The GPLSFT program can use the Finger-Cox-Jephcoat correction for peak asymmetry. For this correction, three terms must be known: the diffractometer radius, the half-height (or half-width) of the sample and of the detector. Values may be specified in any consistent units. NIST would prefer that you use metric units, of course. While these values can be refined, do so with care: do not refine too many variables at the same time, use a small number of cycles and set the damping factor to a small number.

Note that the output from the refinement is either shown on the plot, or in a separate window, determined by a value set in the DisplayOptions page.

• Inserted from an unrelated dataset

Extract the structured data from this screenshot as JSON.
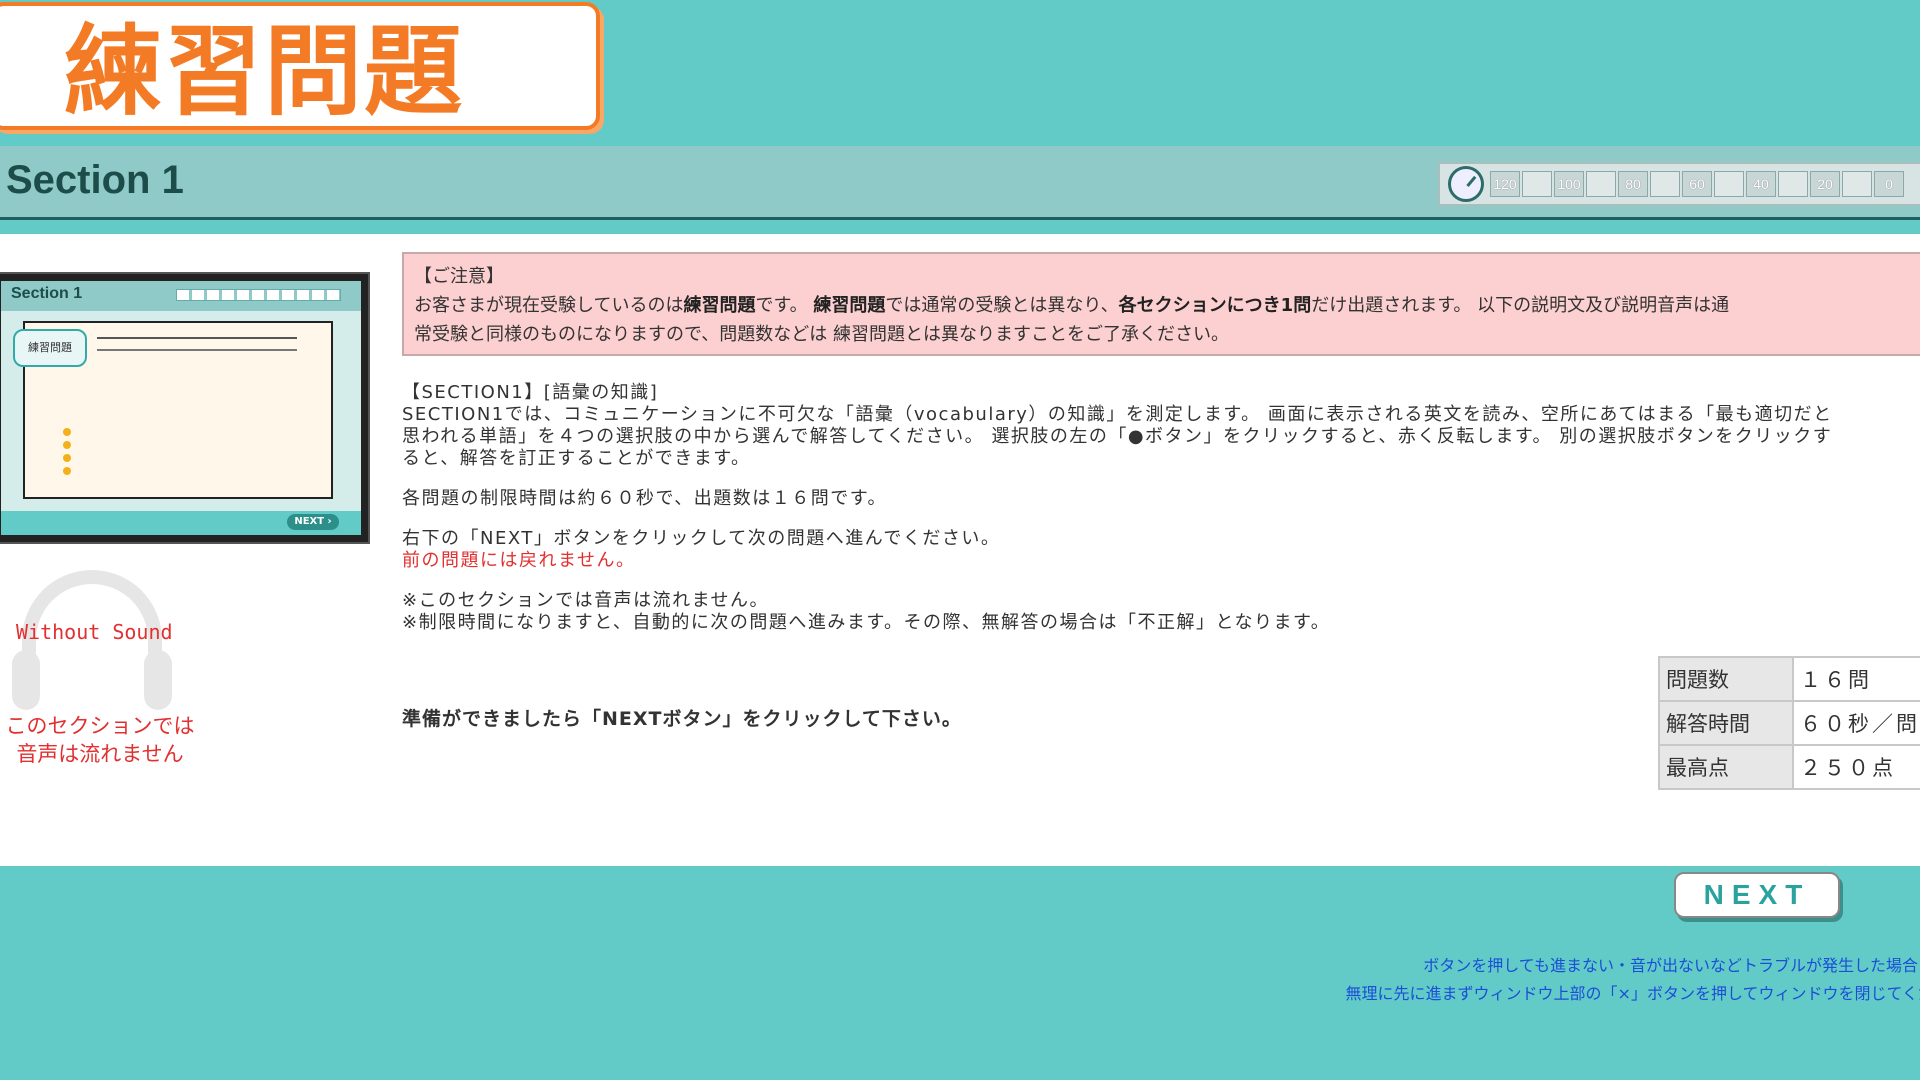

This page is used to set values used in other parts of the program.

The "Plot options" determine how data is displayed and recorded

The "Peak Fit Options" are used for the Fit section of the program. The "EditCell options" are used in the EditCell section of the program.


This provides a bit of information about the modes of the program.


CMPR is designed to be expanded. Read the code and send me any extensions you create. Have fun! 
Neither the author nor the U.S. Government makes any warranty, expressed or implied, or assumes any liability or responsibility for the use of this information or the software described here. Brand names cited here are used for identification purposes and do not constitute an endorsement by NIST.

Brian Toby (Brian.Toby@NIST.GOV)